A new focus, a new reputation
Lawrence Technological University currently has a study underway to examine support beams on the , explains Joseph Veryser, AIA, interim director, Center for Sustainability. Structural civil engineering researchers are comparing the relative strength of carbon fiber reinforced bridges to traditional steel reinforcement. The study's early success led to funding the Center for Innovative Material Research, which supports continued research in bridge design and testing, as well as bridge structure hardening and other applications, he says.
Although not known as a research university, Lawrence Tech's faculty has launched independent research in structural design, building construction, and site engineering. This has led to a convergence of interest, now known as the Center for Sustainability.
As a "university architect," Veryser reviews all new projects on campus for their sustainability, not only for environmental reasons, but for learning and research opportunities. For example, onsite research is evaluating the benefit of the "green" roof on the new A. Alfred Taubman Student Services Building. There are numerous other examples of cross-disciplinary research between architects and engineers on campus projects, which is how the university promotes a culture of innovation and applied research. "We do research that is incidental to the specific needs in our colleges," Veryser says. Lawrence has established a certificate of sustainability (also referred to as "green design") in Architecture and plans to establish a Center for Undergraduate Research in Sustainability.
Though not regarded as "great research," --the kind of life-changing investigations associated with world-class institutions-- the Center's projects provide an opportunity to demonstrate and evaluate alternative ways of creating sustainable structures, Veryser explains.
In the case of photovoltaic cells, it was Lawrence Tech's research that proved "it can be done, it was practical to do, it was economical to do, and we were able to demonstrate to our students and those who visit the campus that it should be done," Veryser adds. As the Taubman building was under construction, the university looked for ways to utilize photovoltaic panels but determined them to be too inefficient. Instead, the panels were used to provide lights for the campus' quadrangle.
From the relatively small academic setting like Lawrence Technological University, to the progressively larger Oakland and Wayne State universities, academic research is thriving in tough times, through innovative approaches to creating new knowledge and supporting economic development. Still, there remains an even greater opportunity – collaboration.

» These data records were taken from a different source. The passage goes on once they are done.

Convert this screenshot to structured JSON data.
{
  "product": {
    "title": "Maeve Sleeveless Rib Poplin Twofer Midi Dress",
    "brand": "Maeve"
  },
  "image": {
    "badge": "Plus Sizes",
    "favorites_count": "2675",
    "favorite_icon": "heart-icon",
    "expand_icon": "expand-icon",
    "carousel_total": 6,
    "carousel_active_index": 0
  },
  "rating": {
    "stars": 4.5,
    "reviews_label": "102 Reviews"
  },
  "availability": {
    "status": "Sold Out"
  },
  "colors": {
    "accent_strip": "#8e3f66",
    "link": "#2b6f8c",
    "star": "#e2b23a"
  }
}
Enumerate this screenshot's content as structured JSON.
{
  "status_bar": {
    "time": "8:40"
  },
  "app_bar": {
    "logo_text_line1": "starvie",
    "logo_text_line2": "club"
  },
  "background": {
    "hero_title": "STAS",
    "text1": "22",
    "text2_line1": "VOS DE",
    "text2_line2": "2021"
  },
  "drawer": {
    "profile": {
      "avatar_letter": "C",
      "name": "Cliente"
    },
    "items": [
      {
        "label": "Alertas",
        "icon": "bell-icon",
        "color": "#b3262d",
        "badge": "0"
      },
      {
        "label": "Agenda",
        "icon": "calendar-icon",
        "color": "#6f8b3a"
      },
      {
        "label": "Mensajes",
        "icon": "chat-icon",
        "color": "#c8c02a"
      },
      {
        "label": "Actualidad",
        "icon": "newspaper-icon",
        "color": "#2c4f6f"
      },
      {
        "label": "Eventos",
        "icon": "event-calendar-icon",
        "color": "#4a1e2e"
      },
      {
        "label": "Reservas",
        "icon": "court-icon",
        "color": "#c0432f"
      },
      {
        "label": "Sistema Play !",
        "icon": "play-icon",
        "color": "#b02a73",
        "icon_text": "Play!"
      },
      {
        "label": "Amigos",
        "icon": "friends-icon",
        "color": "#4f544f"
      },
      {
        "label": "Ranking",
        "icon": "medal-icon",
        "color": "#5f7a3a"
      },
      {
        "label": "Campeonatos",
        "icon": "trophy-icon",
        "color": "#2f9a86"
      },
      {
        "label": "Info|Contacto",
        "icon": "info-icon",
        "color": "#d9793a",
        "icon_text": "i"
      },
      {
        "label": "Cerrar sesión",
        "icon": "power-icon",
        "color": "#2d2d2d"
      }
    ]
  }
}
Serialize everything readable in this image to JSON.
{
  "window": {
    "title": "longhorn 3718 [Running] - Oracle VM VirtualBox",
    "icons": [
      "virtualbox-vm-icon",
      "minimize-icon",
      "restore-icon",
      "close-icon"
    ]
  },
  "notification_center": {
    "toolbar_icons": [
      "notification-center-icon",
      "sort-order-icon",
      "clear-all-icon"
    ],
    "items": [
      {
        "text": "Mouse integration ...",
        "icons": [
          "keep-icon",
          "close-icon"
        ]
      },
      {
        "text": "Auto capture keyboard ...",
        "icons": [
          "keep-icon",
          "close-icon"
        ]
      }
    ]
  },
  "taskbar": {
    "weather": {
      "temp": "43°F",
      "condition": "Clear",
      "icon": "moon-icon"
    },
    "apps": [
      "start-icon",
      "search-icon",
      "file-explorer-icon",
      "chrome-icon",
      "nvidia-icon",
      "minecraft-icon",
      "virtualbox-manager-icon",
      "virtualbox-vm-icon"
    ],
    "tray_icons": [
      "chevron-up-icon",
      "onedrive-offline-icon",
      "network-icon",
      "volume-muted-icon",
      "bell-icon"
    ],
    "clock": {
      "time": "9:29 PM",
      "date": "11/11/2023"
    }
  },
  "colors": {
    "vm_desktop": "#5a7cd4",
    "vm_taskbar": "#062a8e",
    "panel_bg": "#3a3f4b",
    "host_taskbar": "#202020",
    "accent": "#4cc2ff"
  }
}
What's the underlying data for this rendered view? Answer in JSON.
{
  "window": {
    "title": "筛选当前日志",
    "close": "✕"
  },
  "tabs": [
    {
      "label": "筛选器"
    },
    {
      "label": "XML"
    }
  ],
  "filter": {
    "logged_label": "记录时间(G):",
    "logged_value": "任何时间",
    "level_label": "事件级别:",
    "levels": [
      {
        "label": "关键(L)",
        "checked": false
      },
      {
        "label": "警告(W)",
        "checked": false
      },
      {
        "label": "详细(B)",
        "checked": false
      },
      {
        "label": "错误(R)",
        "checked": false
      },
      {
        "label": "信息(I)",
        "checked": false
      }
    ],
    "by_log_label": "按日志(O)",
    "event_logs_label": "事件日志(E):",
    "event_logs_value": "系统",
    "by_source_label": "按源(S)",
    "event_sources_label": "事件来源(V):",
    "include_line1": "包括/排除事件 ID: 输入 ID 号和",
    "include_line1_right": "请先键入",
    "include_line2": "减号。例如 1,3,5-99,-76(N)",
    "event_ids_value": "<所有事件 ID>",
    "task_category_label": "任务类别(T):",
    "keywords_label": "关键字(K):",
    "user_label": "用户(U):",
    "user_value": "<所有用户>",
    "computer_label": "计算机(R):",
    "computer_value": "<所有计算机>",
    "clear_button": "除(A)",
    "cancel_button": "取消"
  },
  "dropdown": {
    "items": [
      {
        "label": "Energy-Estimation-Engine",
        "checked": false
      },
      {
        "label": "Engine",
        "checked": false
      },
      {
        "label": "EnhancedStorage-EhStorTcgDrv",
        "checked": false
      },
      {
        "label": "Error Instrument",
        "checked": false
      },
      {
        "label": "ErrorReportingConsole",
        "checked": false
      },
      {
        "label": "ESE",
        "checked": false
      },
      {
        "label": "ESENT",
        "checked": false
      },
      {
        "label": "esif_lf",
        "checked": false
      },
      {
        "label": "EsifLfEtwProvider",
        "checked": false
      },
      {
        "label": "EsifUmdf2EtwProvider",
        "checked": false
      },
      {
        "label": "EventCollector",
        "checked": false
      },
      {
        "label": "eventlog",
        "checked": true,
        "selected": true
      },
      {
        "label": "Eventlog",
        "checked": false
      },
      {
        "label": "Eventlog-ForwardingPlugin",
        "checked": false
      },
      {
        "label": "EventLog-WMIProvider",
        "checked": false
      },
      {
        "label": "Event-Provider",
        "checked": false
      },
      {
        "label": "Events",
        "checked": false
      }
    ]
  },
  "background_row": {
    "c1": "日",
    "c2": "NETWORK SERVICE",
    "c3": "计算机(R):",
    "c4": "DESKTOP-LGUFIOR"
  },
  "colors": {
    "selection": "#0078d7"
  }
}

Just as interdisciplinary collaboration creates synergy, intercollegiate collaboration can as well. And by bridging the ivory towers, a knowledge community could be born. There is plenty of intellectual talent in the region despite the "brain drain," says Dr. Yih. "The problem is, there isn't an intellectual community. …We have to promote this in a more aggressive manner; put people together and hopefully make successful matching and collaborations."
Dennis Archambault is a Detroit-based freelance writer and regular contributor to metromode and Model D. His last article with metromode was Taking It Downtown.
A student aligns a laser at Oakland University
Dr. Miriam Greenburg of Wayne State University
Dr. Yih - Oakland University
Lawrence Tech University conducts research on bridge building materials (photo courtesy of LTU)
Shuliang Chen, a student studying for his Ph.D. at WSU
Research laboratory at Oakland UniversityPhotographs by Dave Krieger - All Rights ReservedDave Krieger is managing photographer of our sister publication Model D and a major contributor to Metromode